7. ECU and chip tuning (5% increase)
Manufacturers develop a complete calibration of their engines that takes care of fuelling and ignition timing across the entire engine-speed and load range. The calibration takes into account various inputs, such as atmospheric pressure and engine temperature, and the end result is optimum performance, fuel economy, emissions and reliability. If a tuner wants to alter the values (such as increasing fuelling and advancing ignition timing), they can either tap into the existing engine-control unit (ECU) and change critical maps, add a “chip” which is essentially a multiplier on the fuelling and timing signals, or fit an aftermarket ECU and calibrate the maps from scratch. Gains are possible, but compromised reliability becomes a concern because the engine is run outside its original performance envelope. Tuners tend to run an engine “rich” at high loads to lower exhaust-valve temperatures (to protect the engine) and achieve more power thanks to charge cooling. Fuel consumption generally suffers.

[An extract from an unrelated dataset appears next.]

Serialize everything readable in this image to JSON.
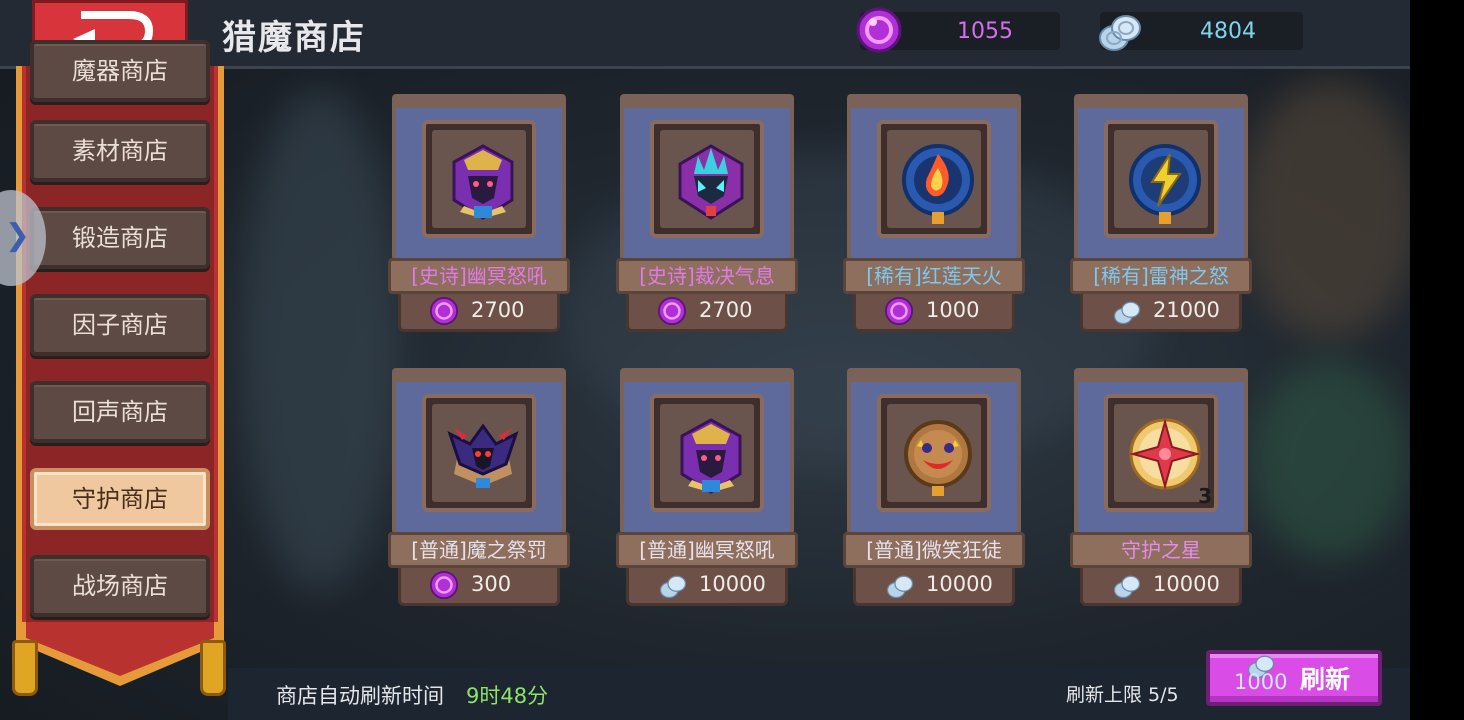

That red button on the steering wheels of modified performance cars in movies is linked to a gas called nitrous oxide (NOS) that is sprayed into the intake manifold. It’s not a fuel, but a compact form of oxygen. In the combustion chamber, oxygen molecules are released and are available to sustain combustion of extra fuel – the source of the extra power. Depending on the amount of N2O that is used, fuelling can be dramatically increased and so too the power output at that instant. It sounds ideal, but it’s of cardinal importance to remember added stresses on the engine will spell disaster for standard internal components … and the fun lasts only until the NOS bottle runs dry…
But keep this in mind
Professional tuning is a (costly) skill that’s the result of in-depth knowledge and experience, and it’s important to remember that an engine functions as part of a larger system and to modify one component may not necessarily achieve the expected power gain. For example, the effects of a performance air filter alone may hardly be noticed but, in combination with a performance camshaft, free-flow exhaust and the correct fuelling, healthy power gains can be achieved (or even exceeded) and smiles broadened.